## Aim of the task
Could you print the full listing again, exactly as written?

## Input records

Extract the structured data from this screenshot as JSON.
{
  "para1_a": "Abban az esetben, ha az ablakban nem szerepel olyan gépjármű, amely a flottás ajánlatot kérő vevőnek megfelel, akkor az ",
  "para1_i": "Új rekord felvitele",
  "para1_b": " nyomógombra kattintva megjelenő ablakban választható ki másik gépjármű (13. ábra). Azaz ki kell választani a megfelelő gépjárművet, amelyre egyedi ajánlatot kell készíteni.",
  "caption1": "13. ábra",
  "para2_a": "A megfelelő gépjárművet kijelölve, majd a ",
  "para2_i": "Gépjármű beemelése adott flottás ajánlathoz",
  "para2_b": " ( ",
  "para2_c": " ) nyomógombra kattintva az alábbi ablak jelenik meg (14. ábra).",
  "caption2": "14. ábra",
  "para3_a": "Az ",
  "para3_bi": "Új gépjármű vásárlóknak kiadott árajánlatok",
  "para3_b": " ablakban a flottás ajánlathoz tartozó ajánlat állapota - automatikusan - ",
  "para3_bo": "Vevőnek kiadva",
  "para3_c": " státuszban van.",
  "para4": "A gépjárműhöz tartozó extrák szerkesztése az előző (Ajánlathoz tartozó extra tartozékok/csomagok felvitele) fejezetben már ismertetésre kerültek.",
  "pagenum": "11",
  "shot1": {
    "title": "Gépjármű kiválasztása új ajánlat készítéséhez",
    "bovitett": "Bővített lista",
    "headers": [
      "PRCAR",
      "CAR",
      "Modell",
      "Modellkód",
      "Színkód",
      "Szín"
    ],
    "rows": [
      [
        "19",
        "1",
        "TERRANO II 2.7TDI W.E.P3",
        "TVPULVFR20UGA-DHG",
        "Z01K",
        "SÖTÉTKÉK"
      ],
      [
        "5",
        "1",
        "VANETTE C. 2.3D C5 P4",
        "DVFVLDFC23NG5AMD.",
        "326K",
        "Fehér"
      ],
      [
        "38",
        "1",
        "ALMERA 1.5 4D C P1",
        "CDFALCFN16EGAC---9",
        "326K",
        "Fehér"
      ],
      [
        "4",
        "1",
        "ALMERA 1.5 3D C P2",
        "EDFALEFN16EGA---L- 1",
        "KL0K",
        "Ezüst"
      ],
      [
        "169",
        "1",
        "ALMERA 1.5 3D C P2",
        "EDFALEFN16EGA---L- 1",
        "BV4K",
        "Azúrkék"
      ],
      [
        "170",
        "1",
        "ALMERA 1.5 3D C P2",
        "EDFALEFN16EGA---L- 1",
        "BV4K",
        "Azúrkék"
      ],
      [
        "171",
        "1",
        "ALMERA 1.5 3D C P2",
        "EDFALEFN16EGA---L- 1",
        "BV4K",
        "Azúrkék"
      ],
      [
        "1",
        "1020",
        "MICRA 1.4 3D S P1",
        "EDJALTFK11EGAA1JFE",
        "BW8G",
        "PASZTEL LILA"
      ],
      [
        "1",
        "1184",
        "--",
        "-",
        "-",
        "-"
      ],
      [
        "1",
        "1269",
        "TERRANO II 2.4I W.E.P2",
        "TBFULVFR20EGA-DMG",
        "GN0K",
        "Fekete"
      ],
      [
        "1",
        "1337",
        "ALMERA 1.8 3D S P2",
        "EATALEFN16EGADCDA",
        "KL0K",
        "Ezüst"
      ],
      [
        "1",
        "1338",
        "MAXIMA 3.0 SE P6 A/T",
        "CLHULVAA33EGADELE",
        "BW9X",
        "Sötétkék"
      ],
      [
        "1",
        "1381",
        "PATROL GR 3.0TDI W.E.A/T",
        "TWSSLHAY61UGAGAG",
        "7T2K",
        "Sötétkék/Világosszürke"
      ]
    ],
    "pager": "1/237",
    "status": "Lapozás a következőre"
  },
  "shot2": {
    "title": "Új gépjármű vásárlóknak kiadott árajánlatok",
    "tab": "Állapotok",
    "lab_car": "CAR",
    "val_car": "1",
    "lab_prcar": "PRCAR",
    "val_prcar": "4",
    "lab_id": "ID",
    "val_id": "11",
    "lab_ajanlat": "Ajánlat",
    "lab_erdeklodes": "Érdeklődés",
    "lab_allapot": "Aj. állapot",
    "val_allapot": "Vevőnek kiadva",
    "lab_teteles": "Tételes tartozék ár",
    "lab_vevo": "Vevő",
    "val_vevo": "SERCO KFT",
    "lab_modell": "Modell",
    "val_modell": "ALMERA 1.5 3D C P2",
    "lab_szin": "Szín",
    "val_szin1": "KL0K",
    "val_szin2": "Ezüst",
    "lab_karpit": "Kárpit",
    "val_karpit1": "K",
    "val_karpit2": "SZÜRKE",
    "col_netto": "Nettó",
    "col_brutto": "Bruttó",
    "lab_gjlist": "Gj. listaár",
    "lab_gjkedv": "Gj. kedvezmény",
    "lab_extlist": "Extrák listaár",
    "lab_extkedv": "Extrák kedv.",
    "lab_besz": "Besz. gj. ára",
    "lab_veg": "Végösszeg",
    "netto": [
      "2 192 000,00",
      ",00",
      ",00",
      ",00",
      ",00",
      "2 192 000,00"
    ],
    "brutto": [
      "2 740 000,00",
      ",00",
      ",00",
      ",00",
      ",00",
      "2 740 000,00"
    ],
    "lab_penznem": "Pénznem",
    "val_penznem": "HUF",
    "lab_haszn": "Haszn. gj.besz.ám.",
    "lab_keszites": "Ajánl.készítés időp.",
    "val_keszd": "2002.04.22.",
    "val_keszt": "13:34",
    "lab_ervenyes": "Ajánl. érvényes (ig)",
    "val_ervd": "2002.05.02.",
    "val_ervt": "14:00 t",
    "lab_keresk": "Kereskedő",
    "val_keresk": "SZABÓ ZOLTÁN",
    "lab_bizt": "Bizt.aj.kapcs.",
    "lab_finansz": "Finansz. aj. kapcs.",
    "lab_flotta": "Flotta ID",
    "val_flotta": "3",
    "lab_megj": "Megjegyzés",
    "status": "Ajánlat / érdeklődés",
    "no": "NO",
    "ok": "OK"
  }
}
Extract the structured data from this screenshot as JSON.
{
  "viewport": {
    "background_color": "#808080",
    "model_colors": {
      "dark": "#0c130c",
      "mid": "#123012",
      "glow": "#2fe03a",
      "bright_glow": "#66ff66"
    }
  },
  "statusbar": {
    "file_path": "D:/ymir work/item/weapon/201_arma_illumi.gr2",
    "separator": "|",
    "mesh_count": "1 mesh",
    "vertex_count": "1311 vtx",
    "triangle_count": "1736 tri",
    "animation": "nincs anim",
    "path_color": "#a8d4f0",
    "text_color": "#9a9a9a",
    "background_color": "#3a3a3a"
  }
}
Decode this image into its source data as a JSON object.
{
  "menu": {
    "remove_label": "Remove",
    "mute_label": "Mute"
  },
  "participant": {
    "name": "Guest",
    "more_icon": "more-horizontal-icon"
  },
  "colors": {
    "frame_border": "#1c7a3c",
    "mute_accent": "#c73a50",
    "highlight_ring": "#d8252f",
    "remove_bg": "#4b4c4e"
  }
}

## Response area
Extract the structured data from this screenshot as JSON.
{
  "para1_a": "Abban az esetben, ha az ablakban nem szerepel olyan gépjármű, amely a flottás ajánlatot kérő vevőnek megfelel, akkor az ",
  "para1_i": "Új rekord felvitele",
  "para1_b": " nyomógombra kattintva megjelenő ablakban választható ki másik gépjármű (13. ábra). Azaz ki kell választani a megfelelő gépjárművet, amelyre egyedi ajánlatot kell készíteni.",
  "caption1": "13. ábra",
  "para2_a": "A megfelelő gépjárművet kijelölve, majd a ",
  "para2_i": "Gépjármű beemelése adott flottás ajánlathoz",
  "para2_b": " ( ",
  "para2_c": " ) nyomógombra kattintva az alábbi ablak jelenik meg (14. ábra).",
  "caption2": "14. ábra",
  "para3_a": "Az ",
  "para3_bi": "Új gépjármű vásárlóknak kiadott árajánlatok",
  "para3_b": " ablakban a flottás ajánlathoz tartozó ajánlat állapota - automatikusan - ",
  "para3_bo": "Vevőnek kiadva",
  "para3_c": " státuszban van.",
  "para4": "A gépjárműhöz tartozó extrák szerkesztése az előző (Ajánlathoz tartozó extra tartozékok/csomagok felvitele) fejezetben már ismertetésre kerültek.",
  "pagenum": "11",
  "shot1": {
    "title": "Gépjármű kiválasztása új ajánlat készítéséhez",
    "bovitett": "Bővített lista",
    "headers": [
      "PRCAR",
      "CAR",
      "Modell",
      "Modellkód",
      "Színkód",
      "Szín"
    ],
    "rows": [
      [
        "19",
        "1",
        "TERRANO II 2.7TDI W.E.P3",
        "TVPULVFR20UGA-DHG",
        "Z01K",
        "SÖTÉTKÉK"
      ],
      [
        "5",
        "1",
        "VANETTE C. 2.3D C5 P4",
        "DVFVLDFC23NG5AMD.",
        "326K",
        "Fehér"
      ],
      [
        "38",
        "1",
        "ALMERA 1.5 4D C P1",
        "CDFALCFN16EGAC---9",
        "326K",
        "Fehér"
      ],
      [
        "4",
        "1",
        "ALMERA 1.5 3D C P2",
        "EDFALEFN16EGA---L- 1",
        "KL0K",
        "Ezüst"
      ],
      [
        "169",
        "1",
        "ALMERA 1.5 3D C P2",
        "EDFALEFN16EGA---L- 1",
        "BV4K",
        "Azúrkék"
      ],
      [
        "170",
        "1",
        "ALMERA 1.5 3D C P2",
        "EDFALEFN16EGA---L- 1",
        "BV4K",
        "Azúrkék"
      ],
      [
        "171",
        "1",
        "ALMERA 1.5 3D C P2",
        "EDFALEFN16EGA---L- 1",
        "BV4K",
        "Azúrkék"
      ],
      [
        "1",
        "1020",
        "MICRA 1.4 3D S P1",
        "EDJALTFK11EGAA1JFE",
        "BW8G",
        "PASZTEL LILA"
      ],
      [
        "1",
        "1184",
        "--",
        "-",
        "-",
        "-"
      ],
      [
        "1",
        "1269",
        "TERRANO II 2.4I W.E.P2",
        "TBFULVFR20EGA-DMG",
        "GN0K",
        "Fekete"
      ],
      [
        "1",
        "1337",
        "ALMERA 1.8 3D S P2",
        "EATALEFN16EGADCDA",
        "KL0K",
        "Ezüst"
      ],
      [
        "1",
        "1338",
        "MAXIMA 3.0 SE P6 A/T",
        "CLHULVAA33EGADELE",
        "BW9X",
        "Sötétkék"
      ],
      [
        "1",
        "1381",
        "PATROL GR 3.0TDI W.E.A/T",
        "TWSSLHAY61UGAGAG",
        "7T2K",
        "Sötétkék/Világosszürke"
      ]
    ],
    "pager": "1/237",
    "status": "Lapozás a következőre"
  },
  "shot2": {
    "title": "Új gépjármű vásárlóknak kiadott árajánlatok",
    "tab": "Állapotok",
    "lab_car": "CAR",
    "val_car": "1",
    "lab_prcar": "PRCAR",
    "val_prcar": "4",
    "lab_id": "ID",
    "val_id": "11",
    "lab_ajanlat": "Ajánlat",
    "lab_erdeklodes": "Érdeklődés",
    "lab_allapot": "Aj. állapot",
    "val_allapot": "Vevőnek kiadva",
    "lab_teteles": "Tételes tartozék ár",
    "lab_vevo": "Vevő",
    "val_vevo": "SERCO KFT",
    "lab_modell": "Modell",
    "val_modell": "ALMERA 1.5 3D C P2",
    "lab_szin": "Szín",
    "val_szin1": "KL0K",
    "val_szin2": "Ezüst",
    "lab_karpit": "Kárpit",
    "val_karpit1": "K",
    "val_karpit2": "SZÜRKE",
    "col_netto": "Nettó",
    "col_brutto": "Bruttó",
    "lab_gjlist": "Gj. listaár",
    "lab_gjkedv": "Gj. kedvezmény",
    "lab_extlist": "Extrák listaár",
    "lab_extkedv": "Extrák kedv.",
    "lab_besz": "Besz. gj. ára",
    "lab_veg": "Végösszeg",
    "netto": [
      "2 192 000,00",
      ",00",
      ",00",
      ",00",
      ",00",
      "2 192 000,00"
    ],
    "brutto": [
      "2 740 000,00",
      ",00",
      ",00",
      ",00",
      ",00",
      "2 740 000,00"
    ],
    "lab_penznem": "Pénznem",
    "val_penznem": "HUF",
    "lab_haszn": "Haszn. gj.besz.ám.",
    "lab_keszites": "Ajánl.készítés időp.",
    "val_keszd": "2002.04.22.",
    "val_keszt": "13:34",
    "lab_ervenyes": "Ajánl. érvényes (ig)",
    "val_ervd": "2002.05.02.",
    "val_ervt": "14:00 t",
    "lab_keresk": "Kereskedő",
    "val_keresk": "SZABÓ ZOLTÁN",
    "lab_bizt": "Bizt.aj.kapcs.",
    "lab_finansz": "Finansz. aj. kapcs.",
    "lab_flotta": "Flotta ID",
    "val_flotta": "3",
    "lab_megj": "Megjegyzés",
    "status": "Ajánlat / érdeklődés",
    "no": "NO",
    "ok": "OK"
  }
}
Extract the structured data from this screenshot as JSON.
{
  "viewport": {
    "background_color": "#808080",
    "model_colors": {
      "dark": "#0c130c",
      "mid": "#123012",
      "glow": "#2fe03a",
      "bright_glow": "#66ff66"
    }
  },
  "statusbar": {
    "file_path": "D:/ymir work/item/weapon/201_arma_illumi.gr2",
    "separator": "|",
    "mesh_count": "1 mesh",
    "vertex_count": "1311 vtx",
    "triangle_count": "1736 tri",
    "animation": "nincs anim",
    "path_color": "#a8d4f0",
    "text_color": "#9a9a9a",
    "background_color": "#3a3a3a"
  }
}
Decode this image into its source data as a JSON object.
{
  "menu": {
    "remove_label": "Remove",
    "mute_label": "Mute"
  },
  "participant": {
    "name": "Guest",
    "more_icon": "more-horizontal-icon"
  },
  "colors": {
    "frame_border": "#1c7a3c",
    "mute_accent": "#c73a50",
    "highlight_ring": "#d8252f",
    "remove_bg": "#4b4c4e"
  }
}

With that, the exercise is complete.